---------- Data under study

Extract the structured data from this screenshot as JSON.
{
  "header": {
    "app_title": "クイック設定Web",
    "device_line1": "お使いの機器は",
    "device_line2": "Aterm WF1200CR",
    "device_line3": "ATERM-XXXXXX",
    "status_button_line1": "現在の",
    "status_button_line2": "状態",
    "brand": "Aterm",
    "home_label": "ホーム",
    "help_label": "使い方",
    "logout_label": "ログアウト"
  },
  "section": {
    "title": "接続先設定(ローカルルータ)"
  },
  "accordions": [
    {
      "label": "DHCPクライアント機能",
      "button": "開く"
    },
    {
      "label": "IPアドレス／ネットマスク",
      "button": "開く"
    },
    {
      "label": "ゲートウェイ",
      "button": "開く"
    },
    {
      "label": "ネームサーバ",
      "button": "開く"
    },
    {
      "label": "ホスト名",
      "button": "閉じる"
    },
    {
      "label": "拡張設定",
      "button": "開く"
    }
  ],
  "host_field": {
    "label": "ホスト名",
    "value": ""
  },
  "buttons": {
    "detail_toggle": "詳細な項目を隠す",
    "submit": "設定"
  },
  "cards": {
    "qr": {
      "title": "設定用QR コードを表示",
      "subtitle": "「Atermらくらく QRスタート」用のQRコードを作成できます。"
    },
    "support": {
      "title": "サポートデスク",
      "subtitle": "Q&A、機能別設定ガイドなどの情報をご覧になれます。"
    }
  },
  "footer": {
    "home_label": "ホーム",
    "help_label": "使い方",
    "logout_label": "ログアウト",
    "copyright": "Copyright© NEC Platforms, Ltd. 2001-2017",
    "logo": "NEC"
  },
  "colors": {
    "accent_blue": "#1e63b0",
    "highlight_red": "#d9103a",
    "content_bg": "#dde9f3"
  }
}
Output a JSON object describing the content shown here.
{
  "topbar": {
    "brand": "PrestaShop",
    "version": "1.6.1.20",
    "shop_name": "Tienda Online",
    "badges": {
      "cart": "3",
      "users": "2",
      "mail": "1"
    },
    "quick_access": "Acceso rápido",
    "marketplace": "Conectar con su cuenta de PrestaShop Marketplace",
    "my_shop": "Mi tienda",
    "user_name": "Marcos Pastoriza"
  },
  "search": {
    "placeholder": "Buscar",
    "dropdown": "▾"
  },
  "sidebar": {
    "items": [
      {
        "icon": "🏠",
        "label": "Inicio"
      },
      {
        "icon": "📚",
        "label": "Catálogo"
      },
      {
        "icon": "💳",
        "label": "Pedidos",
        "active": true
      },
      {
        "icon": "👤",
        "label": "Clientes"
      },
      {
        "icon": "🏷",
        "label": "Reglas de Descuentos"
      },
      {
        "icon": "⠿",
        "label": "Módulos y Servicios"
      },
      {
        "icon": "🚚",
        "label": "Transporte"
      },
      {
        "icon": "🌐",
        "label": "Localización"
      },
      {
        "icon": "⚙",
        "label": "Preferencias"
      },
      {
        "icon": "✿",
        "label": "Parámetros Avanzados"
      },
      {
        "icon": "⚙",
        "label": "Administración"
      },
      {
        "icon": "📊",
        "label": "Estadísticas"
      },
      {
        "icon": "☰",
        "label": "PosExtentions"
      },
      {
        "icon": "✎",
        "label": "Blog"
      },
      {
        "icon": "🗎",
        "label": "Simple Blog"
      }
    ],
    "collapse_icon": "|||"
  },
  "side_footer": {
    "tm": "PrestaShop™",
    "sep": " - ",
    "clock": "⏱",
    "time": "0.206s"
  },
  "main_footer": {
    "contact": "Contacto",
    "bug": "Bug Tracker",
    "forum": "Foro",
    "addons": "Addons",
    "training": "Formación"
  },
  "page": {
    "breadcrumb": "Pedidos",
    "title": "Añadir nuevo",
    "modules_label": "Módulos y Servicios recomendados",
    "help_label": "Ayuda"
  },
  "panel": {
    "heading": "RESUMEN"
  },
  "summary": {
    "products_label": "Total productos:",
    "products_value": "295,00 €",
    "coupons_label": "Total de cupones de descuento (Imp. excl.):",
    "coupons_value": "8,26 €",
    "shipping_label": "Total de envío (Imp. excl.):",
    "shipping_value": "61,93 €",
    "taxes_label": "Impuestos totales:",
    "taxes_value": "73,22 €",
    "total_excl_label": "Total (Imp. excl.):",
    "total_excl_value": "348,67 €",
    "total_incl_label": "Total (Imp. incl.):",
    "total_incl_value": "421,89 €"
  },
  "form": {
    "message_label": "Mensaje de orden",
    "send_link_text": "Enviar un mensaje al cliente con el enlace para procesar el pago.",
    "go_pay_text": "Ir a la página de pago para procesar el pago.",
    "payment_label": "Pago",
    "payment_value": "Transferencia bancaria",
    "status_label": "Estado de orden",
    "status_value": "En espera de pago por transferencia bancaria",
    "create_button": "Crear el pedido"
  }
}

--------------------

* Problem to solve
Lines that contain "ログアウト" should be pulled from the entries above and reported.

* Finished task
    "logout_label": "ログアウト"
    "logout_label": "ログアウト",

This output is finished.